> [SUPPLIED MATERIAL]:
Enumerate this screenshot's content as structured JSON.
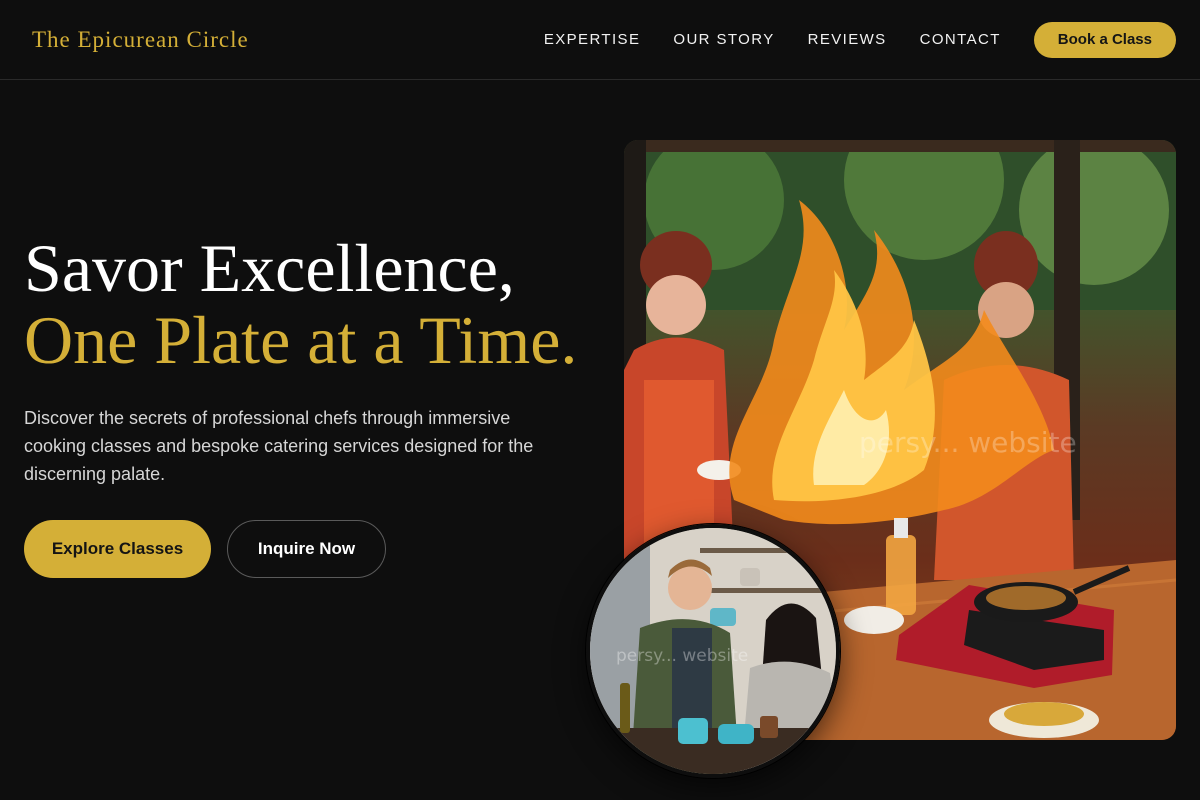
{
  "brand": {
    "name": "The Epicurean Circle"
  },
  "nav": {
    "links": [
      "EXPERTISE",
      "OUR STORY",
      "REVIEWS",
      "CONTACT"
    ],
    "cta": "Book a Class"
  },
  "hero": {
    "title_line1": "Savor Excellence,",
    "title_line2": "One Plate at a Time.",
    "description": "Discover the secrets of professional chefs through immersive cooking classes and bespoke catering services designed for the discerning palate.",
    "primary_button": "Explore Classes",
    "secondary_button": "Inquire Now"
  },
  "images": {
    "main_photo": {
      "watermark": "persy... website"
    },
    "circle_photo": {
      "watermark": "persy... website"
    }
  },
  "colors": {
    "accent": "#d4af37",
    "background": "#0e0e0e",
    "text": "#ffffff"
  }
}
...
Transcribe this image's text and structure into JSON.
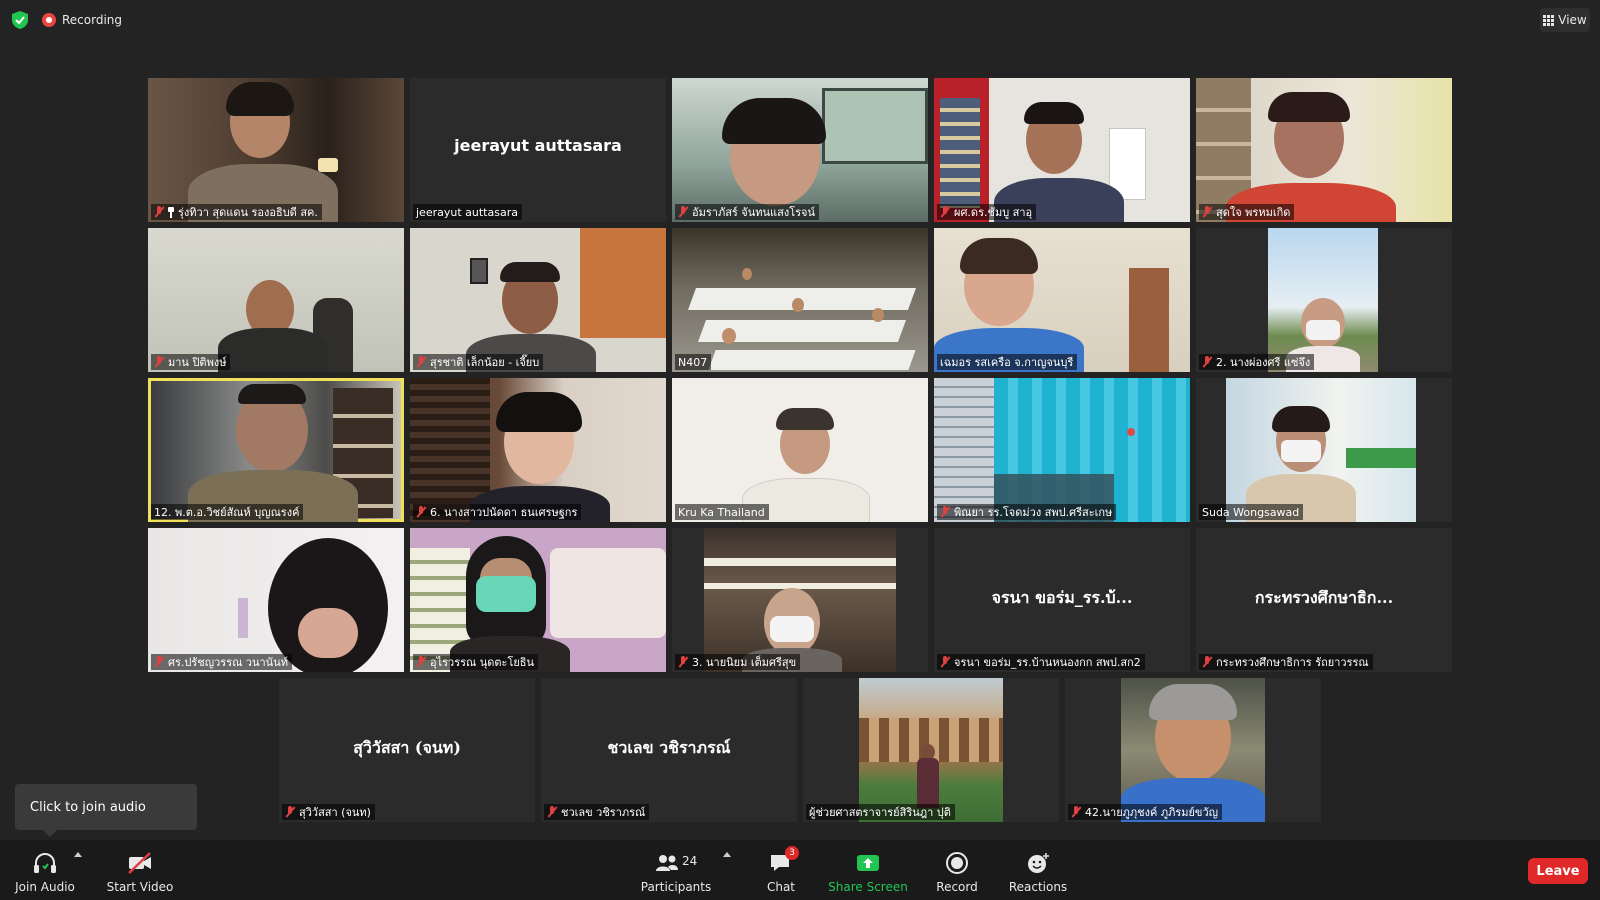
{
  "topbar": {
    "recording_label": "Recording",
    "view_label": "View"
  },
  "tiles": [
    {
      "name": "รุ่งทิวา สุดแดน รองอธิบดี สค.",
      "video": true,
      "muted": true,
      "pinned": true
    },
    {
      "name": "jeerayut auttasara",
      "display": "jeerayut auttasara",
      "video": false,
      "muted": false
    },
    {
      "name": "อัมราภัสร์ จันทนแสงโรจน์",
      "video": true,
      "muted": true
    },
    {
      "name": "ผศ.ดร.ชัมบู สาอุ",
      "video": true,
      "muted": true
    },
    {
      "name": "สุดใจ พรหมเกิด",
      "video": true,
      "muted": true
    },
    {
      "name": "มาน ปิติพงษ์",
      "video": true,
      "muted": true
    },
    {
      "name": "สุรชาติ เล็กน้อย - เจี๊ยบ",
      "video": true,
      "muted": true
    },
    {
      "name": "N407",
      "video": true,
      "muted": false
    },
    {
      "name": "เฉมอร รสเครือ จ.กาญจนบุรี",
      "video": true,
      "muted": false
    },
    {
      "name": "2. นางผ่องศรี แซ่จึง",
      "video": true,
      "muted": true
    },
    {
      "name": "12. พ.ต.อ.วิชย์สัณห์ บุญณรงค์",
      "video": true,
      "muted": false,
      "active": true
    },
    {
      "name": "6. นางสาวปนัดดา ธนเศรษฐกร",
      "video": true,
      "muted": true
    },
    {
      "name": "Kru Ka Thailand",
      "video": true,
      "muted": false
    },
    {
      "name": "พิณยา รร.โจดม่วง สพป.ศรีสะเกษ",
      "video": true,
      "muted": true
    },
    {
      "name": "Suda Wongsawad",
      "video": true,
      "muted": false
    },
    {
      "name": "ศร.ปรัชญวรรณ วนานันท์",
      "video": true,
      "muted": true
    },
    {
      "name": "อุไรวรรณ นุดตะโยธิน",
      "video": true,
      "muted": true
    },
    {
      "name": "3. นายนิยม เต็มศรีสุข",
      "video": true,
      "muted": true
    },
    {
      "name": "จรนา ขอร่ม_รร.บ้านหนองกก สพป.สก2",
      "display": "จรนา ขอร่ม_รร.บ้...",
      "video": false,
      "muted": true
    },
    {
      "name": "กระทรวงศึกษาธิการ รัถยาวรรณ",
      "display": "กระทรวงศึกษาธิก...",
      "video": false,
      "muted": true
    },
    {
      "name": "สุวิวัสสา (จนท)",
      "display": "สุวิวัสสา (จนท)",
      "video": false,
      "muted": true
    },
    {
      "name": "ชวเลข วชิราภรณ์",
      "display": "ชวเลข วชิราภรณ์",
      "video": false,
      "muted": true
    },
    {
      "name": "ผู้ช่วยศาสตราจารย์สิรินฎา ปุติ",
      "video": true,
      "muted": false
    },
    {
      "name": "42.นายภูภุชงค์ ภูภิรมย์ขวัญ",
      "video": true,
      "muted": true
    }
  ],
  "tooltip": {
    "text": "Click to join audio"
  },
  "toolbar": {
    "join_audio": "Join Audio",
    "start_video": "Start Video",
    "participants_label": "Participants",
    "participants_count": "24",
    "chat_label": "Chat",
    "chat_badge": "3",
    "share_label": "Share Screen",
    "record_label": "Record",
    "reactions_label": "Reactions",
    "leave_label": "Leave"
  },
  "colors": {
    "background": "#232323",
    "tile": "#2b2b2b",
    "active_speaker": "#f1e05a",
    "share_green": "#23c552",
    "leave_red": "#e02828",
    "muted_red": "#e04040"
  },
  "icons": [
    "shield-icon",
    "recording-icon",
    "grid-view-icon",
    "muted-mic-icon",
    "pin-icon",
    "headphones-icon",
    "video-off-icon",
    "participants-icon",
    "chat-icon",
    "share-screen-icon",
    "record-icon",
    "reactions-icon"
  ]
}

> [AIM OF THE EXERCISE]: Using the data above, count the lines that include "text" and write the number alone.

> [WRITTEN ANSWER]: 3